** Task prompt **
Check every line below for the word "grid" and show those that hold it.

** Dataset content **
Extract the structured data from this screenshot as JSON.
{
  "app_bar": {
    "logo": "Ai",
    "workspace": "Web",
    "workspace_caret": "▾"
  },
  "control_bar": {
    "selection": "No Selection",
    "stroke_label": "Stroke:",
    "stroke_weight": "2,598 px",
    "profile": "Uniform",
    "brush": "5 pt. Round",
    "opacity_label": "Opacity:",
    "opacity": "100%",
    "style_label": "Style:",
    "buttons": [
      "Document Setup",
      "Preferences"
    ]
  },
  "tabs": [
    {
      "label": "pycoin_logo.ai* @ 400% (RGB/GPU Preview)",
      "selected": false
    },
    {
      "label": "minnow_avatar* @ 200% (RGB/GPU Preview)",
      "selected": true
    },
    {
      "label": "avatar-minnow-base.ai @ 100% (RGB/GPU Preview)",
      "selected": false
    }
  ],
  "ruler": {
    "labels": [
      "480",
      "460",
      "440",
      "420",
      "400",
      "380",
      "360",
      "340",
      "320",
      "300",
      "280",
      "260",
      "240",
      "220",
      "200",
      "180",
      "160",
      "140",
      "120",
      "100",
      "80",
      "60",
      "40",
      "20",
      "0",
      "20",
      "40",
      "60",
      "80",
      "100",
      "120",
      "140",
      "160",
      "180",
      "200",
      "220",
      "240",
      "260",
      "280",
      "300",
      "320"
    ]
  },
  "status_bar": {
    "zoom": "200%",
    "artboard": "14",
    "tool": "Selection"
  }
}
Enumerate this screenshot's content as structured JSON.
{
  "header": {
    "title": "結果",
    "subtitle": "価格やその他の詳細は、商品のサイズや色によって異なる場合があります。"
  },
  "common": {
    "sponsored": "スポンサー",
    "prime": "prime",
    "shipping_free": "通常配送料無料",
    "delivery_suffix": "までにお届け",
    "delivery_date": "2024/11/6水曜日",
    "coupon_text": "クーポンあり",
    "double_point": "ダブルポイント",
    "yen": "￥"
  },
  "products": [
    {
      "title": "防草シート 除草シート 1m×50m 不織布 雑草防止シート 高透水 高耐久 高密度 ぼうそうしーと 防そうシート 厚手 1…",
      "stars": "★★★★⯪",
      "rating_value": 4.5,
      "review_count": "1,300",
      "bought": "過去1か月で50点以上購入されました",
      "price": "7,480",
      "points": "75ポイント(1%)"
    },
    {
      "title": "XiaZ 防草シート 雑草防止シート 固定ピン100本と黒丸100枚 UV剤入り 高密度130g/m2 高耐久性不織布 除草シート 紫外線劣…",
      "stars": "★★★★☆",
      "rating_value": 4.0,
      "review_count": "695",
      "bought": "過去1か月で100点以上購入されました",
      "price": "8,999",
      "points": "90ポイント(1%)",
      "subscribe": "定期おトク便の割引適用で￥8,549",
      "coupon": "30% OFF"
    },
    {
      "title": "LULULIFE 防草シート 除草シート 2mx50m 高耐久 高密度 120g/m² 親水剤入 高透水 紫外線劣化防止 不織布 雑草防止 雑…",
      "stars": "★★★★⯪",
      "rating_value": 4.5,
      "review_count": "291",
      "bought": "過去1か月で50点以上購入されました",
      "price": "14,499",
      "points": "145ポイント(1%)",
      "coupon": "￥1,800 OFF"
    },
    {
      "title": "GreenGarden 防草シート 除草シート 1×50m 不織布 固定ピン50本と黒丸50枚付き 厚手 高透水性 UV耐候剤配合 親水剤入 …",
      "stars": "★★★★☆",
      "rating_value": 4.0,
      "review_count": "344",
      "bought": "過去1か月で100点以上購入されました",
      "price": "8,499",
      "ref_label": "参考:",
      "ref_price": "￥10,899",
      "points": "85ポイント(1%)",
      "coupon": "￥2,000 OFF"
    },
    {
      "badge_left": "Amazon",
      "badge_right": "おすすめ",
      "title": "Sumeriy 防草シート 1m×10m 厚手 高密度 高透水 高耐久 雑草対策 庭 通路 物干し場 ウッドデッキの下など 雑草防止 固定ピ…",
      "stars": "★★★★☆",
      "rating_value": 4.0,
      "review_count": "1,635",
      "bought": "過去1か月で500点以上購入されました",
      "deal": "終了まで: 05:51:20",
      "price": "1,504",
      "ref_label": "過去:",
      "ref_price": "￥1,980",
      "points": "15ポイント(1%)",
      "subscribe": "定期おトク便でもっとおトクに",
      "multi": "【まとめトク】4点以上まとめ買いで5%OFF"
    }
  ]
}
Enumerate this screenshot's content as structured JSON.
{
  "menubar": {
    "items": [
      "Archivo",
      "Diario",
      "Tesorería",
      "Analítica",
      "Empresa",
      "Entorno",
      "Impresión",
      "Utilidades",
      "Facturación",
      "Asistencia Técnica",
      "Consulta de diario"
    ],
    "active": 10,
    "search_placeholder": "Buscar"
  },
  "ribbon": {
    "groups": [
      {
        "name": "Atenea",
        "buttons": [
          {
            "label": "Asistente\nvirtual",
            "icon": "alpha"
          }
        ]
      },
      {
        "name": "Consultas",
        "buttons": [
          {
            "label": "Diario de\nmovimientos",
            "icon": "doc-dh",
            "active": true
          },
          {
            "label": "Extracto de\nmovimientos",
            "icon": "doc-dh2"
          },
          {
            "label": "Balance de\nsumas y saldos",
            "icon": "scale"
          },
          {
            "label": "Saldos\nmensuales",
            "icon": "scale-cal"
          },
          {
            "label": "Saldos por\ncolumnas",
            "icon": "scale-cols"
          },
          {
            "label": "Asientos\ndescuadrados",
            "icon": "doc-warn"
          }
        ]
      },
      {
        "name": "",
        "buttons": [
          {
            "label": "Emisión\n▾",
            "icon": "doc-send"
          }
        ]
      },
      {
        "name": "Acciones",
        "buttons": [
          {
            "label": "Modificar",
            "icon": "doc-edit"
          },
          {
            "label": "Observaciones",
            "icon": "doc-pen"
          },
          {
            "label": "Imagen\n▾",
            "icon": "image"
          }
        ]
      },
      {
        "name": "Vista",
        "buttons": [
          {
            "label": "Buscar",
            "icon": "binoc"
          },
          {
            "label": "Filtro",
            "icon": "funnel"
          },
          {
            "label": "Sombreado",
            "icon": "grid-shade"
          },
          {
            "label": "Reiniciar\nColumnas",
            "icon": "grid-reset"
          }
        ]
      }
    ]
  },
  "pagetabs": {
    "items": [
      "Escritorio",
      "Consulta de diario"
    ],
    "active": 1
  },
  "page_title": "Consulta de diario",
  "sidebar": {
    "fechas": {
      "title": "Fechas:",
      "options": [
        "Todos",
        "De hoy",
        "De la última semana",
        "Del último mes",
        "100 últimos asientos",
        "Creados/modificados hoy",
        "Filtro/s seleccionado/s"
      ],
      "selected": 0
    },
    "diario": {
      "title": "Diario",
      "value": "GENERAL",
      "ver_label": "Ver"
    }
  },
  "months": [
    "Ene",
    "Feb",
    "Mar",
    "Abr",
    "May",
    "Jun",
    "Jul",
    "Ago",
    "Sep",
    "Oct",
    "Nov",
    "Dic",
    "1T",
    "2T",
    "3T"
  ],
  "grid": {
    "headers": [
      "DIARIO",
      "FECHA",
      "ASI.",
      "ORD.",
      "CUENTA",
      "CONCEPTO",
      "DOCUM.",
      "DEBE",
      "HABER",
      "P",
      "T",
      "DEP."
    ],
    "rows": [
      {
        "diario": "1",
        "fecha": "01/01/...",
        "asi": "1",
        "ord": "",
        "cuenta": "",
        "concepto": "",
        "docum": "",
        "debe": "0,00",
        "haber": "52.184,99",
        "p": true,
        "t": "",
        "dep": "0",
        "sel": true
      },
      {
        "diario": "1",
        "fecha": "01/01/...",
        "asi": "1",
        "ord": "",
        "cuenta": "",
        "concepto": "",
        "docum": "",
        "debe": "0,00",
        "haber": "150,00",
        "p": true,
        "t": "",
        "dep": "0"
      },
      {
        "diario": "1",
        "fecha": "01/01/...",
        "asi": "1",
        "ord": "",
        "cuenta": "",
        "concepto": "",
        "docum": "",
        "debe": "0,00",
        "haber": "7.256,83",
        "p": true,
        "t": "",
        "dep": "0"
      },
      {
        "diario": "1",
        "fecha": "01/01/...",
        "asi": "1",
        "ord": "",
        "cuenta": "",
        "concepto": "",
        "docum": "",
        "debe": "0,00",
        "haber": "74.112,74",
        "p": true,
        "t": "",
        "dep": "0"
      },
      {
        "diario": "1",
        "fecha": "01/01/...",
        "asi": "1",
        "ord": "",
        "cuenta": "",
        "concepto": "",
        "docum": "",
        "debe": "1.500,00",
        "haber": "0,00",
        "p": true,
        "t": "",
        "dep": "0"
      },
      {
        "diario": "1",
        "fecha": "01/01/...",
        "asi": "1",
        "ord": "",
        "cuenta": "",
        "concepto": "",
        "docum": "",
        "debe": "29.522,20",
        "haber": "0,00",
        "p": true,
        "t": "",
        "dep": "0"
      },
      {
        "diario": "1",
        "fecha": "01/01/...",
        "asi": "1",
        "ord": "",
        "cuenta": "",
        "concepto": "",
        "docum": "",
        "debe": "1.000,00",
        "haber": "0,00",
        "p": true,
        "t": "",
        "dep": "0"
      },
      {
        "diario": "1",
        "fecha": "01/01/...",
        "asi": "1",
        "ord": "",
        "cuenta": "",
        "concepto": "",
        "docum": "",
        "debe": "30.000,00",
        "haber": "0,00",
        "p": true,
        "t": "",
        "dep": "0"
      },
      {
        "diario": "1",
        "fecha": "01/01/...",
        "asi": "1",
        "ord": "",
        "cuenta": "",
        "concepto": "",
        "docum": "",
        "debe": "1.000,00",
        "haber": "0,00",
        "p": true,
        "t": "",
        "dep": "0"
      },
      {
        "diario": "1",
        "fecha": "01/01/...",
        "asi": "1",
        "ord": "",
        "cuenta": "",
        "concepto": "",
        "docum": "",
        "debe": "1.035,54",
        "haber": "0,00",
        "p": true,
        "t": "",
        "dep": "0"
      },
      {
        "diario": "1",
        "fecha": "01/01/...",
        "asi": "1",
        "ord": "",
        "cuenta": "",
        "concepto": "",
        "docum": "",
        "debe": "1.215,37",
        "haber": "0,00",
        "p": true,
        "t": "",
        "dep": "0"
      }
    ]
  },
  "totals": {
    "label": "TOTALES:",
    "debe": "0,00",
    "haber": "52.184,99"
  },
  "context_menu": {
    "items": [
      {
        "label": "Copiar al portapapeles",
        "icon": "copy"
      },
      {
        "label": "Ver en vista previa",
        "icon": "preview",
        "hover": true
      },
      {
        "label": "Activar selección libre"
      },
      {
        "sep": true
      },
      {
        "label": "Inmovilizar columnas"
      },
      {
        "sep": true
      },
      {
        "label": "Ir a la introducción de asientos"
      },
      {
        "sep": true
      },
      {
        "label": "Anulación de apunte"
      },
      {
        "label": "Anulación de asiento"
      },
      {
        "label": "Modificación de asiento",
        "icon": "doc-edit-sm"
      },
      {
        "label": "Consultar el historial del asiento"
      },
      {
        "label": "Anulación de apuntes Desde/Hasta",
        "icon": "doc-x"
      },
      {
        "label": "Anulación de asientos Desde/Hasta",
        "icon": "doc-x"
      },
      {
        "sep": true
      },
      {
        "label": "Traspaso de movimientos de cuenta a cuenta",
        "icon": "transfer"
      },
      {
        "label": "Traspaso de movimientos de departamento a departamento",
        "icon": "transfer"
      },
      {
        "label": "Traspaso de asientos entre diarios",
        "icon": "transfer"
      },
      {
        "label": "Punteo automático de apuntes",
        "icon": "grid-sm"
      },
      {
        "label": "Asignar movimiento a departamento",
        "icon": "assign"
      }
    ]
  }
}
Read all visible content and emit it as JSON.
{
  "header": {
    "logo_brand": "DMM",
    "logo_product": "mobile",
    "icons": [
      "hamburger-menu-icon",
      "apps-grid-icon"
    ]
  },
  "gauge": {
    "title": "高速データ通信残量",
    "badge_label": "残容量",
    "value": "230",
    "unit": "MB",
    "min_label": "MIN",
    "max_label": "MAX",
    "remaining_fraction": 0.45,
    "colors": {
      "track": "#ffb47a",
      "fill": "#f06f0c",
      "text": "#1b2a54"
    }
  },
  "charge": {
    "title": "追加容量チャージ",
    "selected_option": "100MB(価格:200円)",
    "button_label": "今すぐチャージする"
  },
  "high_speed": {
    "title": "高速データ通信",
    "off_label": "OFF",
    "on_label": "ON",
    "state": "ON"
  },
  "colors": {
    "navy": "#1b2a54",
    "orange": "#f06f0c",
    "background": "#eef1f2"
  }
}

** Task output **
            "icon": "grid-shade"
            "icon": "grid-reset"
  "grid": {
        "icon": "grid-sm"
      "apps-grid-icon"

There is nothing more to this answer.